Exercise data:
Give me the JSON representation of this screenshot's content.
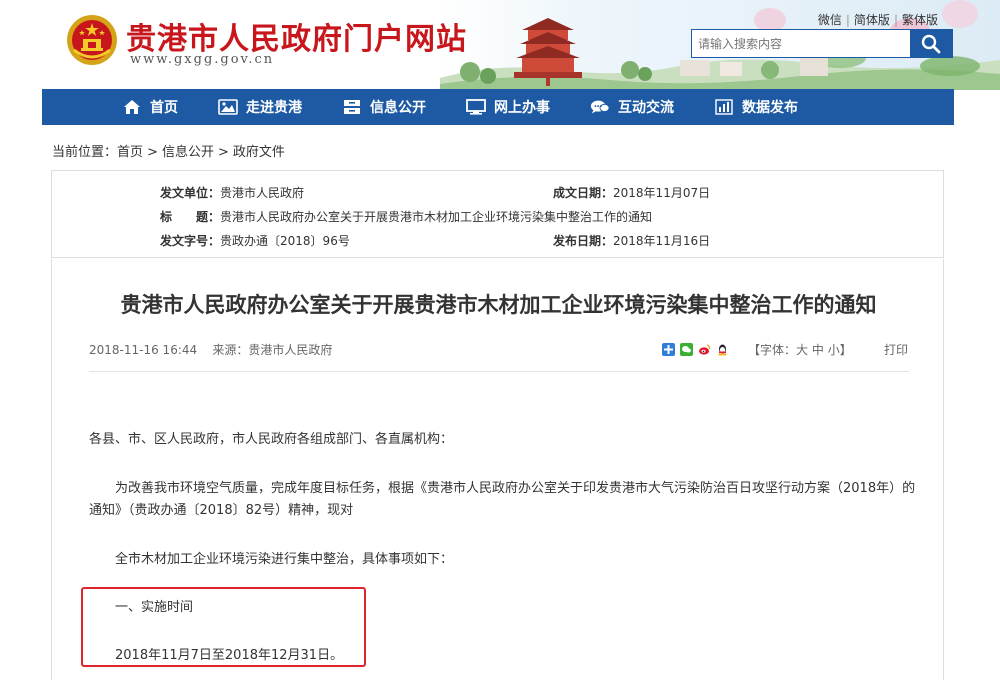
{
  "header": {
    "site_title": "贵港市人民政府门户网站",
    "site_url": "www.gxgg.gov.cn",
    "toplinks": [
      "微信",
      "简体版",
      "繁体版"
    ],
    "search_placeholder": "请输入搜索内容",
    "brand_color": "#c8161d",
    "accent_color": "#1d5aa3"
  },
  "nav": {
    "items": [
      {
        "label": "首页",
        "icon": "home-icon"
      },
      {
        "label": "走进贵港",
        "icon": "picture-icon"
      },
      {
        "label": "信息公开",
        "icon": "cabinet-icon"
      },
      {
        "label": "网上办事",
        "icon": "monitor-icon"
      },
      {
        "label": "互动交流",
        "icon": "chat-icon"
      },
      {
        "label": "数据发布",
        "icon": "bar-chart-icon"
      }
    ]
  },
  "breadcrumb": {
    "prefix": "当前位置：",
    "items": [
      "首页",
      "信息公开",
      "政府文件"
    ],
    "separator": ">"
  },
  "meta": {
    "issuer_label": "发文单位：",
    "issuer": "贵港市人民政府",
    "date_made_label": "成文日期：",
    "date_made": "2018年11月07日",
    "title_label": "标　　题：",
    "title": "贵港市人民政府办公室关于开展贵港市木材加工企业环境污染集中整治工作的通知",
    "doc_no_label": "发文字号：",
    "doc_no": "贵政办通〔2018〕96号",
    "pub_date_label": "发布日期：",
    "pub_date": "2018年11月16日"
  },
  "article": {
    "title": "贵港市人民政府办公室关于开展贵港市木材加工企业环境污染集中整治工作的通知",
    "datetime": "2018-11-16 16:44",
    "source": "来源：贵港市人民政府",
    "font_label_open": "【字体：",
    "font_sizes": [
      "大",
      "中",
      "小"
    ],
    "font_label_close": "】",
    "print": "打印",
    "para1": "各县、市、区人民政府，市人民政府各组成部门、各直属机构：",
    "para2_line1": "为改善我市环境空气质量，完成年度目标任务，根据《贵港市人民政府办公室关于印发贵港市大气污染防治百日攻坚行动方案（2018年）的",
    "para2_line2": "通知》（贵政办通〔2018〕82号）精神，现对",
    "para3": "全市木材加工企业环境污染进行集中整治，具体事项如下：",
    "section1_heading": "一、实施时间",
    "section1_body": "2018年11月7日至2018年12月31日。",
    "highlight_color": "#e0262c"
  }
}
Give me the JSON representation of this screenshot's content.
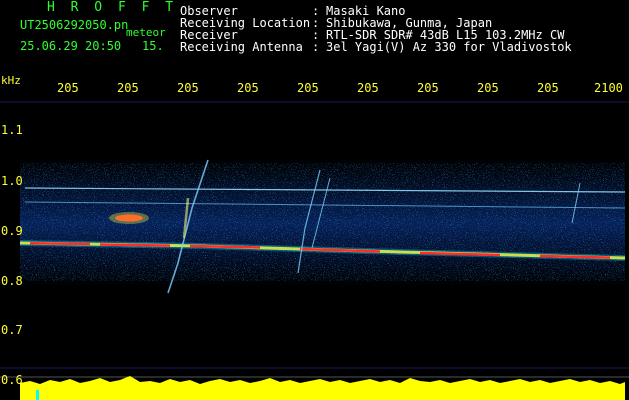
{
  "header": {
    "title": "H R O F F T",
    "filename": "UT2506292050.pn",
    "meteor_label": "meteor",
    "datetime": "25.06.29 20:50",
    "count": "15."
  },
  "meta": [
    {
      "label": "Observer",
      "value": "Masaki Kano"
    },
    {
      "label": "Receiving Location",
      "value": "Shibukawa, Gunma, Japan"
    },
    {
      "label": "Receiver",
      "value": "RTL-SDR SDR# 43dB L15 103.2MHz CW"
    },
    {
      "label": "Receiving Antenna",
      "value": "3el Yagi(V) Az 330 for Vladivostok"
    }
  ],
  "meta_separator": ":",
  "axis": {
    "y_unit": "kHz",
    "x_ticks": [
      "205",
      "205",
      "205",
      "205",
      "205",
      "205",
      "205",
      "205",
      "205",
      "2100"
    ],
    "y_ticks": [
      "1.1",
      "1.0",
      "0.9",
      "0.8",
      "0.7",
      "0.6"
    ]
  },
  "colors": {
    "background": "#000000",
    "label_green": "#2fff2f",
    "axis_yellow": "#ffff33",
    "signal_red": "#ff2020",
    "spectrum_yellow": "#ffff00"
  }
}
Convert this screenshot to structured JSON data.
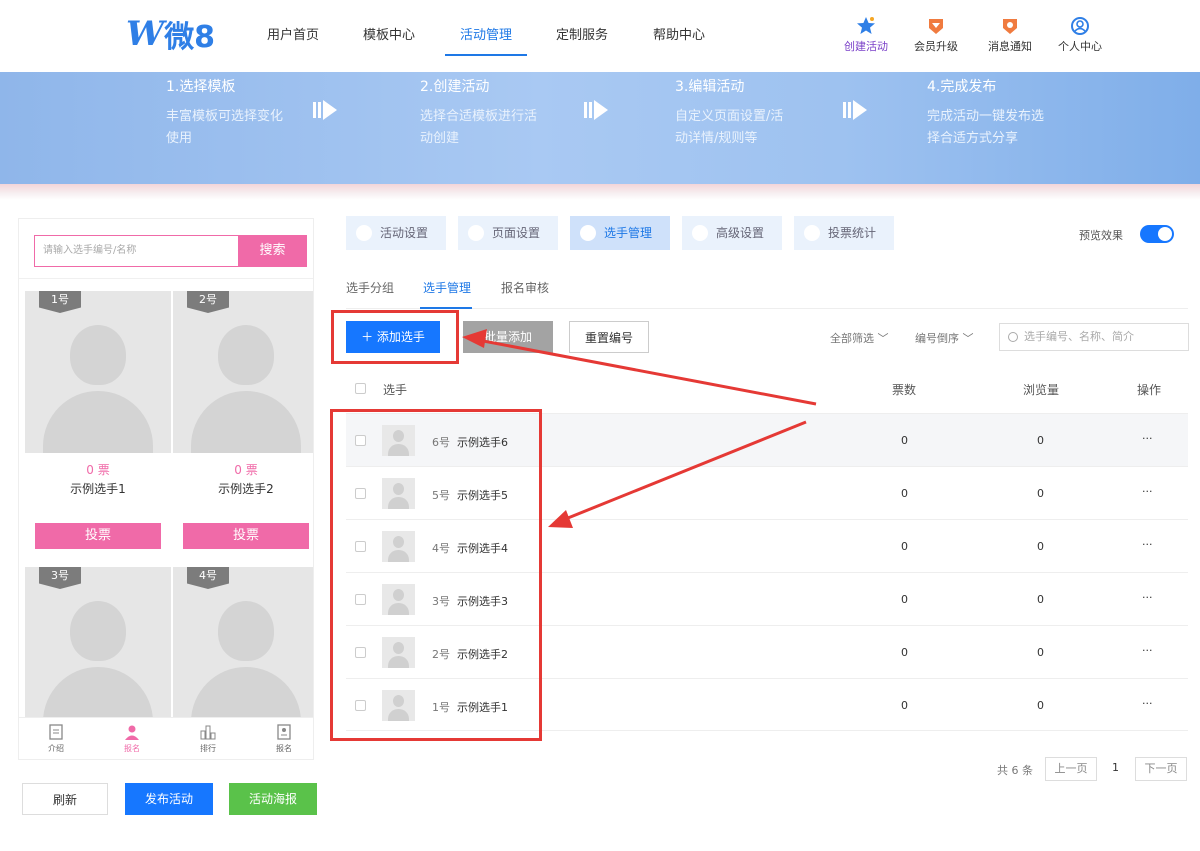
{
  "brand": {
    "logo_w": "W",
    "logo_text": "微8"
  },
  "nav": {
    "items": [
      "用户首页",
      "模板中心",
      "活动管理",
      "定制服务",
      "帮助中心"
    ],
    "active": "活动管理",
    "right": [
      "创建活动",
      "会员升级",
      "消息通知",
      "个人中心"
    ]
  },
  "banner": {
    "steps": [
      {
        "title": "1.选择模板",
        "desc": "丰富模板可选择变化使用"
      },
      {
        "title": "2.创建活动",
        "desc": "选择合适模板进行活动创建"
      },
      {
        "title": "3.编辑活动",
        "desc": "自定义页面设置/活动详情/规则等"
      },
      {
        "title": "4.完成发布",
        "desc": "完成活动一键发布选择合适方式分享"
      }
    ]
  },
  "phone": {
    "search_placeholder": "请输入选手编号/名称",
    "search_button": "搜索",
    "cards": [
      {
        "badge": "1号",
        "votes": "0 票",
        "name": "示例选手1",
        "button": "投票"
      },
      {
        "badge": "2号",
        "votes": "0 票",
        "name": "示例选手2",
        "button": "投票"
      },
      {
        "badge": "3号"
      },
      {
        "badge": "4号"
      }
    ],
    "tabs": [
      "介绍",
      "报名",
      "排行",
      "报名"
    ]
  },
  "actions": {
    "refresh": "刷新",
    "publish": "发布活动",
    "poster": "活动海报"
  },
  "settings": {
    "tabs": [
      "活动设置",
      "页面设置",
      "选手管理",
      "高级设置",
      "投票统计"
    ],
    "active": "选手管理",
    "preview_label": "预览效果",
    "preview_on": true
  },
  "subtabs": {
    "items": [
      "选手分组",
      "选手管理",
      "报名审核"
    ],
    "active": "选手管理"
  },
  "toolbar": {
    "add": "＋ 添加选手",
    "batch": "批量添加",
    "reset": "重置编号",
    "filter_all": "全部筛选",
    "sort": "编号倒序",
    "search_placeholder": "选手编号、名称、简介"
  },
  "table": {
    "headers": {
      "player": "选手",
      "votes": "票数",
      "views": "浏览量",
      "ops": "操作"
    },
    "rows": [
      {
        "num": "6号",
        "name": "示例选手6",
        "votes": "0",
        "views": "0",
        "ops": "···"
      },
      {
        "num": "5号",
        "name": "示例选手5",
        "votes": "0",
        "views": "0",
        "ops": "···"
      },
      {
        "num": "4号",
        "name": "示例选手4",
        "votes": "0",
        "views": "0",
        "ops": "···"
      },
      {
        "num": "3号",
        "name": "示例选手3",
        "votes": "0",
        "views": "0",
        "ops": "···"
      },
      {
        "num": "2号",
        "name": "示例选手2",
        "votes": "0",
        "views": "0",
        "ops": "···"
      },
      {
        "num": "1号",
        "name": "示例选手1",
        "votes": "0",
        "views": "0",
        "ops": "···"
      }
    ]
  },
  "pagination": {
    "total": "共 6 条",
    "prev": "上一页",
    "page": "1",
    "next": "下一页"
  },
  "colors": {
    "primary": "#1677ff",
    "pink": "#f06aa8",
    "green": "#5ac24a",
    "annotation": "#e53935"
  }
}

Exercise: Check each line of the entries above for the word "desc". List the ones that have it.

Expected answer:
        "desc": "丰富模板可选择变化使用"
        "desc": "选择合适模板进行活动创建"
        "desc": "自定义页面设置/活动详情/规则等"
        "desc": "完成活动一键发布选择合适方式分享"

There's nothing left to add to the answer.